About this task:
Search the entries for the word "title" and pull out each line that has it.
(Beginning of Extracted entries)
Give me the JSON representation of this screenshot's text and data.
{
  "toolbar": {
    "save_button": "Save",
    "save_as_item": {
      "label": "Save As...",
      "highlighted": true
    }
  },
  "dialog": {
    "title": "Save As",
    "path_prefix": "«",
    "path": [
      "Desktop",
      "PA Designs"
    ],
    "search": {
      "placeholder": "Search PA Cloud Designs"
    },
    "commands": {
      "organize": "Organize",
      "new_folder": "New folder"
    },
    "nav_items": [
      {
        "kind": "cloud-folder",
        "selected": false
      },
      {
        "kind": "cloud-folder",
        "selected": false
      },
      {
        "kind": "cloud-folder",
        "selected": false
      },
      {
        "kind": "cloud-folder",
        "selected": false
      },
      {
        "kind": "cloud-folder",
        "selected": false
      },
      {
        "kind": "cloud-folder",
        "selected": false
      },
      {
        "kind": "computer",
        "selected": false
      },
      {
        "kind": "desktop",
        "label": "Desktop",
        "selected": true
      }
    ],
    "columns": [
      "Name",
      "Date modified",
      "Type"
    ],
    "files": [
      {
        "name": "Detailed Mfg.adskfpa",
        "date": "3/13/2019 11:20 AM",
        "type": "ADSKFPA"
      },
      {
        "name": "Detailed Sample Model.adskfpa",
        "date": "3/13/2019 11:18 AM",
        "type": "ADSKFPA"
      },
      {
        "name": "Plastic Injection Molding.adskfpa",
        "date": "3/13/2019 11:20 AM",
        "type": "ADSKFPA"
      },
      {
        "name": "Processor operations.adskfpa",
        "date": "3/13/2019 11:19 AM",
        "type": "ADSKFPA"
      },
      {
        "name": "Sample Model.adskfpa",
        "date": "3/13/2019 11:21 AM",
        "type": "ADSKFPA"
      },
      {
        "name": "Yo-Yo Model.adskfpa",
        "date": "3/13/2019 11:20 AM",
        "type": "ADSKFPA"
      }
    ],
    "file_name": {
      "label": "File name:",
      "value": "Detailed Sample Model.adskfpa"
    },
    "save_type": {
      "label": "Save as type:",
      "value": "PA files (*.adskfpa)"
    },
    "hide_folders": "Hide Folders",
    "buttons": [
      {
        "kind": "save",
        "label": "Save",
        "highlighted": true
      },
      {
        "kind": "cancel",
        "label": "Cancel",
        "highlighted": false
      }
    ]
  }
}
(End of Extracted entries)
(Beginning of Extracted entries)
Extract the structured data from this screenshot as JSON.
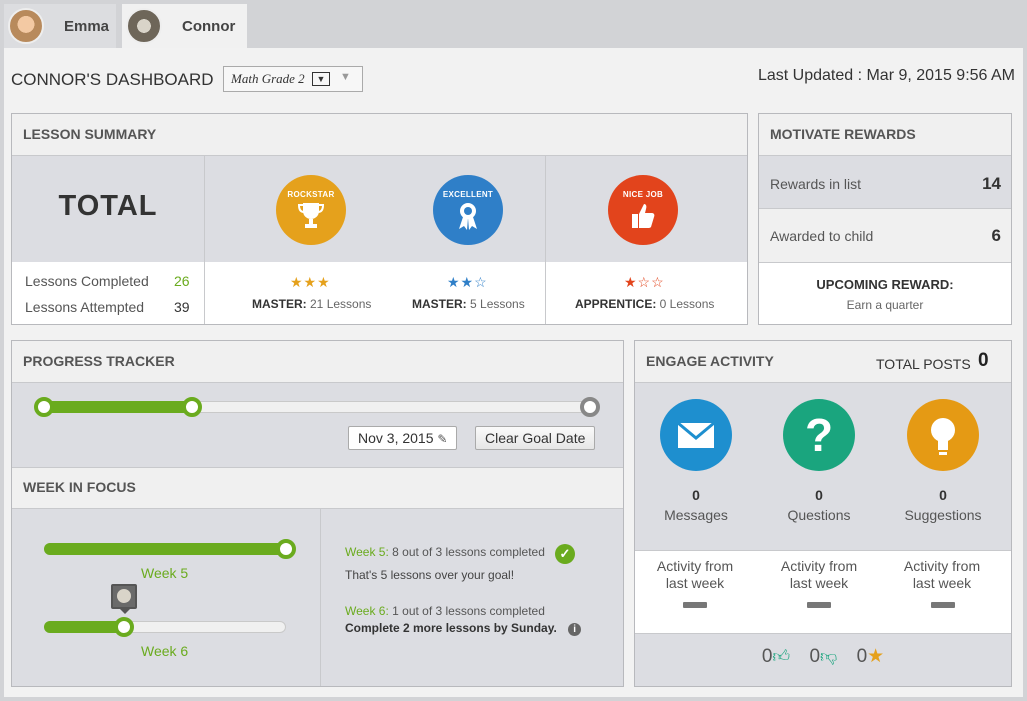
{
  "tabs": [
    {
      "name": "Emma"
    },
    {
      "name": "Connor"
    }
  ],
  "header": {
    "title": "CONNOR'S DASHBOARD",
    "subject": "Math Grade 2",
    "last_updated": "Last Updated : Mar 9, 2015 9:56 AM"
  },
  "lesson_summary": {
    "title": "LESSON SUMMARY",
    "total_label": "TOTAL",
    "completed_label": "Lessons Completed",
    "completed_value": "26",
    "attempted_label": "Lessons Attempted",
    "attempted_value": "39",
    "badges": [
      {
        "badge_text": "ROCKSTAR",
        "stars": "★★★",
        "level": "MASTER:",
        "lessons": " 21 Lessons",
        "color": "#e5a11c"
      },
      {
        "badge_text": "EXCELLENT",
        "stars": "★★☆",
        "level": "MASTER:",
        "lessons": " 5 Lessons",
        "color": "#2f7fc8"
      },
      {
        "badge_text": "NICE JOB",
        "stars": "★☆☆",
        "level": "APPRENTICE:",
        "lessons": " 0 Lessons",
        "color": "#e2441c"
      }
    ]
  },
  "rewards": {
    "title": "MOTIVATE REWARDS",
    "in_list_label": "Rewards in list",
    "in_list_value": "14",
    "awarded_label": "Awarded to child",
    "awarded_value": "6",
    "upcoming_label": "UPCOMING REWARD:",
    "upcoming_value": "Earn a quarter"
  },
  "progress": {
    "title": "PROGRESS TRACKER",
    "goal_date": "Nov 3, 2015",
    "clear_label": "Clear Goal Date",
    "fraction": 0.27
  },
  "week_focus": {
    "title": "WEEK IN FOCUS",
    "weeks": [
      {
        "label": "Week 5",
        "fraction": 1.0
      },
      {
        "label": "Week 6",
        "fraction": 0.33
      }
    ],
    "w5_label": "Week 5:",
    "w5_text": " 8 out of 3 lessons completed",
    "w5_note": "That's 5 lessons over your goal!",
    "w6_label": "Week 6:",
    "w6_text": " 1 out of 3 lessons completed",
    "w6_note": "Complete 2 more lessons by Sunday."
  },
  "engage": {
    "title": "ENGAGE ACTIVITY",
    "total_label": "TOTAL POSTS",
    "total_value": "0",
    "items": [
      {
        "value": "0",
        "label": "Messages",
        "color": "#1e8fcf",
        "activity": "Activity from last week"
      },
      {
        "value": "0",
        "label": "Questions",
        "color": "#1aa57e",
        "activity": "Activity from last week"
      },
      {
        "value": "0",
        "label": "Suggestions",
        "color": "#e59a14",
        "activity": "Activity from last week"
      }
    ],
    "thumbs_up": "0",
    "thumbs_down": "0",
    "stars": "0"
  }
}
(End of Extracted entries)
Answer to the exercise:
    "title": "Save As",
    "title": "CONNOR'S DASHBOARD",
    "title": "LESSON SUMMARY",
    "title": "MOTIVATE REWARDS",
    "title": "PROGRESS TRACKER",
    "title": "WEEK IN FOCUS",
    "title": "ENGAGE ACTIVITY",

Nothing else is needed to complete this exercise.